The Finance Secretary has been warned over the possible "unintended consequences" of an extra charge for buy-to-let properties and second homes.

MSPs unanimously backed the general principle of a new supplement of 3% of the total price of properties over £40,000 but called on John Swinney to ensure that the legislation, if passed, is carefully monitored.

During an initial debate at Holyrood, Mr Swinney said he was prepared to bring forward several amendments to the Land and Buildings Transactions Tax (Amendment) (Scotland) Bill, including a relief when six properties or more are bought together.

This was among the recommendations of the Scottish Parliament's Finance Committee, which heard fears the policy could deter investment.

The committee also called for a grace period to allow time for a previous property to be sold and additional reliefs for registered social landlords, local authorities and student accommodation.

Mr Swinney said the aim of the Bill was to maximise the opportunities for first-time buyers to get a foot on the property ladder in Scotland.

He told MSPs: "I certainly recognise the need to balance support for home ownership and first-time buyers without discouraging significant and beneficial investment in residential property for rent.

"I hope that the specific relief that I have set out in relation to the bulk purchase of properties gives some further clarity to the market place and can enable commitments to be made with the assurance I have given."

The Finance Secretary said the issue of additional reliefs would be kept under review as more data was collected on the impact of the supplement, which will be paid on top of Scotland's stamp duty replacement.

He said he was not convinced about the need for a grace period but remained open to considering it in the future.

Mr Swinney's move followed a similar decision by Chancellor George Osborne in November's UK Autumn Statement.

Labour MSP Jackie Baillie pointed out that the House of Commons Treasury Committee was "not enamoured at all" with the supplement south of the border and questioned what would happen if the move was delayed in the rest of the UK.

She said: "There is a very strong suggestion coming from them there should be no rush to implementation because of the complexity and because of the possibility of unintended consequences.

"They also feel it would actually be detrimental to the buy-to-let property market and recognise the importance of this sector for labour mobility."

Ms Baillie added: "There are unintended consequences that we should be alive to and not simply just look narrowly at the principle and nothing else."

Conservative MSP Gavin Brown said: "It certainly appears clearly to me that both north and south of the border this measure is far more complex than first appeared when it was announced in the Autumn Statement."
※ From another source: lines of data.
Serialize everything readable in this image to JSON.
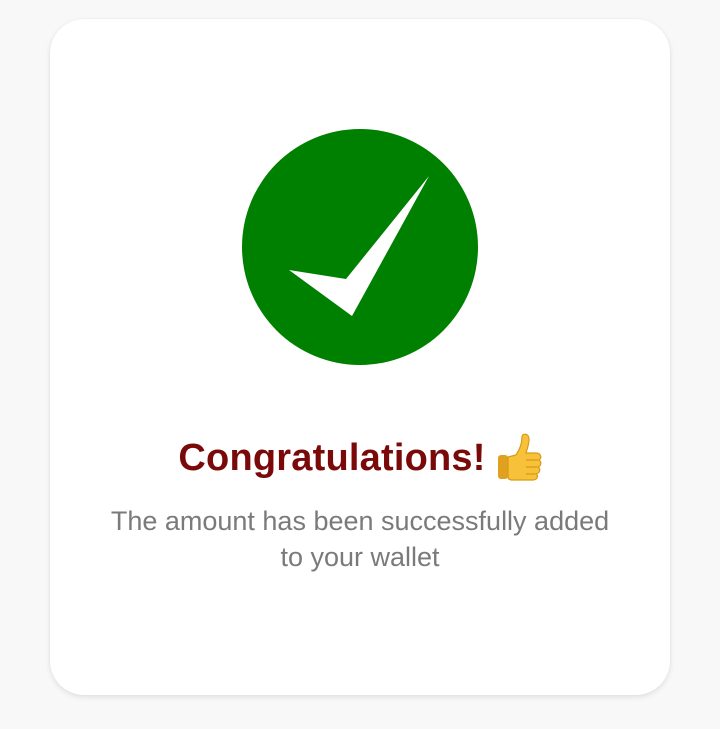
{
  "dialog": {
    "status_icon": "success-checkmark-icon",
    "title": "Congratulations!",
    "title_emoji_icon": "thumbs-up-icon",
    "message": "The amount has been successfully added to your wallet"
  },
  "colors": {
    "page_background": "#f8f8f8",
    "card_background": "#ffffff",
    "success_green": "#008000",
    "title_color": "#7a0a0a",
    "message_color": "#7a7a7a",
    "thumb_yellow": "#f7c23a"
  }
}
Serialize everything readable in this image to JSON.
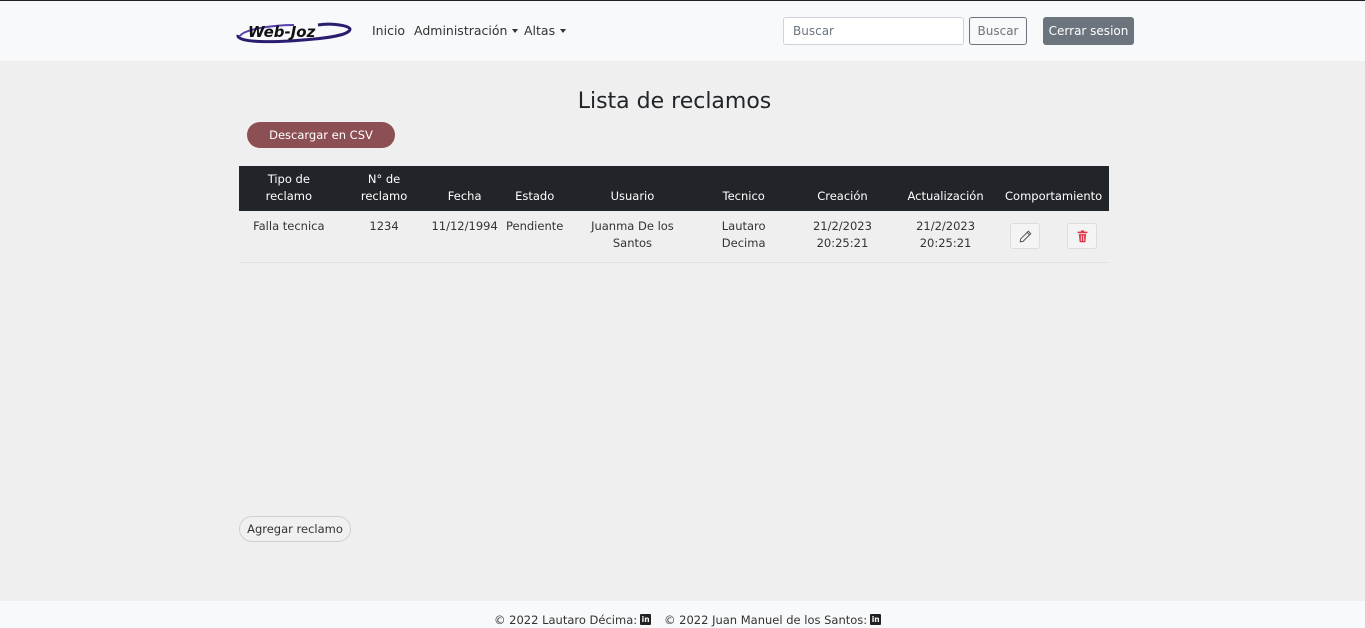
{
  "navbar": {
    "logo_text": "Web-Joz",
    "links": [
      {
        "label": "Inicio"
      },
      {
        "label": "Administración"
      },
      {
        "label": "Altas"
      }
    ],
    "search_placeholder": "Buscar",
    "search_button": "Buscar",
    "logout_button": "Cerrar sesion"
  },
  "main": {
    "title": "Lista de reclamos",
    "csv_button": "Descargar en CSV",
    "add_button": "Agregar reclamo"
  },
  "table": {
    "headers": {
      "tipo_l1": "Tipo de",
      "tipo_l2": "reclamo",
      "num_l1": "N° de",
      "num_l2": "reclamo",
      "fecha": "Fecha",
      "estado": "Estado",
      "usuario": "Usuario",
      "tecnico": "Tecnico",
      "creacion": "Creación",
      "actualizacion": "Actualización",
      "comportamiento": "Comportamiento"
    },
    "rows": [
      {
        "tipo": "Falla tecnica",
        "numero": "1234",
        "fecha": "11/12/1994",
        "estado": "Pendiente",
        "usuario_l1": "Juanma De los",
        "usuario_l2": "Santos",
        "tecnico_l1": "Lautaro",
        "tecnico_l2": "Decima",
        "creacion_date": "21/2/2023",
        "creacion_time": "20:25:21",
        "actualizacion_date": "21/2/2023",
        "actualizacion_time": "20:25:21"
      }
    ]
  },
  "icons": {
    "edit": "pencil-icon",
    "delete": "trash-icon",
    "linkedin": "linkedin-icon"
  },
  "colors": {
    "csv_button": "#8c4f54",
    "delete_icon": "#dc3545",
    "table_header": "#212529"
  },
  "footer": {
    "credit_1": "© 2022 Lautaro Décima:",
    "credit_2": "© 2022 Juan Manuel de los Santos:",
    "linkedin_glyph": "in"
  }
}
He added: "It's my view that the risk of inaction is greater than the risk of unintended consequences flowing from legislative action.

"That said, there are clearly significant issues to resolve and I think the Government would accept that."